> **REQUIRED WORK**
An exact copy of the records is required, minus the pictures they hold.
◇ ◇ ◇
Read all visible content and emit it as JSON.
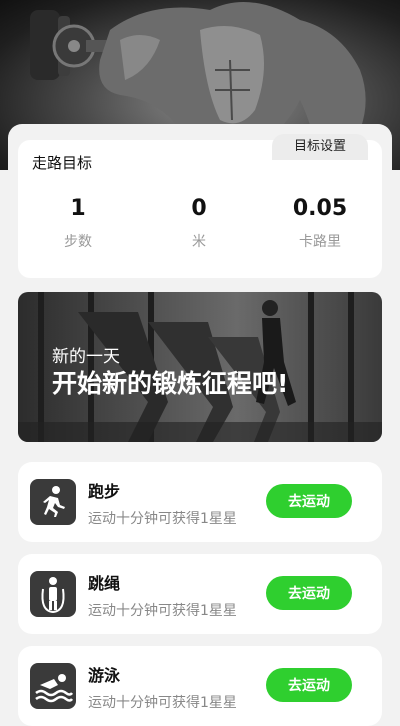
{
  "goal": {
    "title": "走路目标",
    "settings_tab": "目标设置",
    "stats": [
      {
        "value": "1",
        "label": "步数"
      },
      {
        "value": "0",
        "label": "米"
      },
      {
        "value": "0.05",
        "label": "卡路里"
      }
    ]
  },
  "banner": {
    "line1": "新的一天",
    "line2": "开始新的锻炼征程吧!"
  },
  "activities": [
    {
      "name": "跑步",
      "desc": "运动十分钟可获得1星星",
      "button": "去运动",
      "icon": "running-icon"
    },
    {
      "name": "跳绳",
      "desc": "运动十分钟可获得1星星",
      "button": "去运动",
      "icon": "jump-rope-icon"
    },
    {
      "name": "游泳",
      "desc": "运动十分钟可获得1星星",
      "button": "去运动",
      "icon": "swimming-icon"
    }
  ],
  "colors": {
    "accent": "#2fcf2f",
    "icon_bg": "#3a3a3a"
  }
}
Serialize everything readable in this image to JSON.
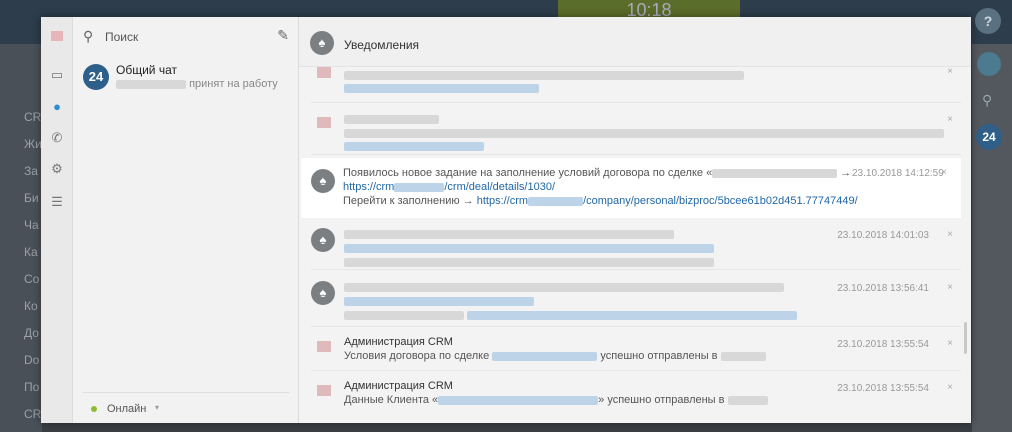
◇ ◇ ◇
> **RESPONSE TO THIS TASK**
Read all visible content and emit it as JSON.
{
  "goal": {
    "title": "走路目标",
    "settings_tab": "目标设置",
    "stats": [
      {
        "value": "1",
        "label": "步数"
      },
      {
        "value": "0",
        "label": "米"
      },
      {
        "value": "0.05",
        "label": "卡路里"
      }
    ]
  },
  "banner": {
    "line1": "新的一天",
    "line2": "开始新的锻炼征程吧!"
  },
  "activities": [
    {
      "name": "跑步",
      "desc": "运动十分钟可获得1星星",
      "button": "去运动",
      "icon": "running-icon"
    },
    {
      "name": "跳绳",
      "desc": "运动十分钟可获得1星星",
      "button": "去运动",
      "icon": "jump-rope-icon"
    },
    {
      "name": "游泳",
      "desc": "运动十分钟可获得1星星",
      "button": "去运动",
      "icon": "swimming-icon"
    }
  ],
  "colors": {
    "accent": "#2fcf2f",
    "icon_bg": "#3a3a3a"
  }
}
Serialize everything readable in this image to JSON.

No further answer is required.